While most moviegoers were in awe of the ridiculous stunts pulled in “Furious 7” on its April 3 opening, an audience in the local Ritz Five theater was in disbelief over something else on the big screen: the lack of support for survivors of sexual assault on college campuses.
“The Hunting Ground” is a recent documentary covering this national issue and how colleges and universities were improperly helping survivors of sexual assault. Ian Rose, a 2013 Temple graduate, was an associate producer for the film.
Rose gained film experience through projects like covering Temple’s neighboring communities, as well as students who were victims of sexual assault. As part of Temple’s Los Angeles study abroad program, Rose was eventually hired as a production assistant to start working on “The Hunting Ground,” which he said was engaging, as he learned more about the issue.
“It’s more of a coincidence, but it’s interesting that we had kind of dealt with the issue way earlier, just having no idea of what the whole issue surrounding it was,” Rose said.
Rose’s work on the film included research, conducting interviews and coordinating shoots at more than two dozen campuses around the nation. Now, as the documentary is being screened in cities and campuses all over, with Q-and-A sessions with local experts and advocates afterward, Rose said he realized the far-reaching effect this project could have.
“The big thing is just kind of getting people to start conversations and raise the level of awareness,” Rose said.
Carol Tracy, a graduate of the University of Pennsylvania who received her law degree from Temple, was one of the panel members that participated in a discussion after the screening at Ritz Five. A longtime advocate of preventing rape on campuses, having participated in a 1973 sit-in at Penn which ended up creating the school’s Women’s Center, Tracy mentioned how this old issue persists because of things like the assumptions by college administrators that women lie about rape.
As the executive director of the Women’s Law Project since 1990, she commended the film’s focus on Title IX and how its policy against sexual discrimination has helped in recent years during this ongoing struggle.
“Title IX mandates fairness and I think there’s an assumption that if you say something is fair to victims, it is automatically unfair to the accused, and that is simply not true,” Tracy said. “Fair means fair.”
“What is new is this wave of demands from students to say that their schools have to do better – there’s no question that they feel betrayed,” she added.
Jacqueline O’Duor, a part-time staff member at Tuttleman Counseling Services with a master’s in social work from Penn, also took part in the local panel discussion. Having worked for more than 10 years in therapy for survivors of sexual violence, O’Duor said she thought the film stressed the supportive role that colleges and universities need to play in addressing sexual assault on college campuses.
“I thought they did a wonderful job of really explaining where the school’s place should be, and continuing to protect students because it’s so important in terms of making sure students are healthy, able to function academically and socially so that we could retain students through graduation,” O’Duor said. “So in terms of students who are coming in to get a degree, if these things happen to them, not only do we lose them and we aren’t able to retain them, but it affects their future.
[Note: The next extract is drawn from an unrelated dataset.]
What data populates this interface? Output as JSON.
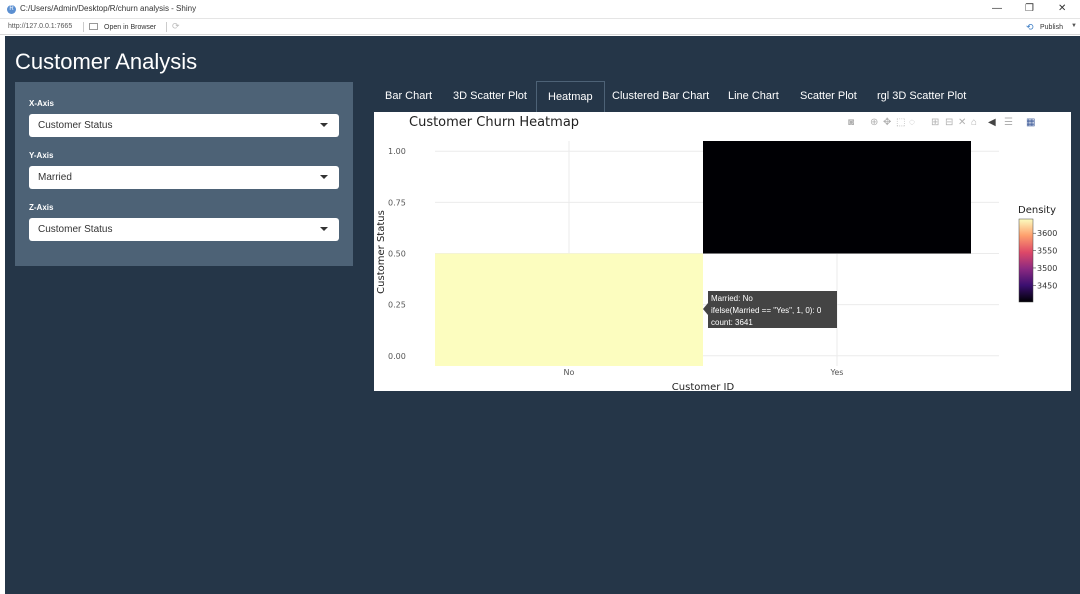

So it affects us on a societal level to address the issue.”
Kirby Dick, the director of the documentary, said he felt “compelled” to make the film after many requests from viewers of his other film, “The Invisible War,” which addressed sexual assault in the military. After his investigation shed light on the fear instilled in school faculty members who were afraid they would be let go if they talked about the issue, he said that a part of the solution lies with the leaders.
“I think what we really need to see is leadership,” Dick said. “We need to see college presidents … stepping up and saying that this is a problem, saying it publicly, saying that ‘You can hold me accountable, I’m going to commit resources to this, this is one of my top priorities.’”
Rose said he is working on bringing a screening to Main Campus sometime this fall, to which O’Duor said would be beneficial to everyone associated with the university.
“I think if alumni were able to come in, sit with current faculty, sit with current students and we all really get together and address this issue, it’ll only make us a stronger campus,” she said.
Albert Hong can be reached at albert. firstname.lastname@example.org.
Editor’s note: Ian Rose is the former multimedia editor of The Temple News.
Be the first to comment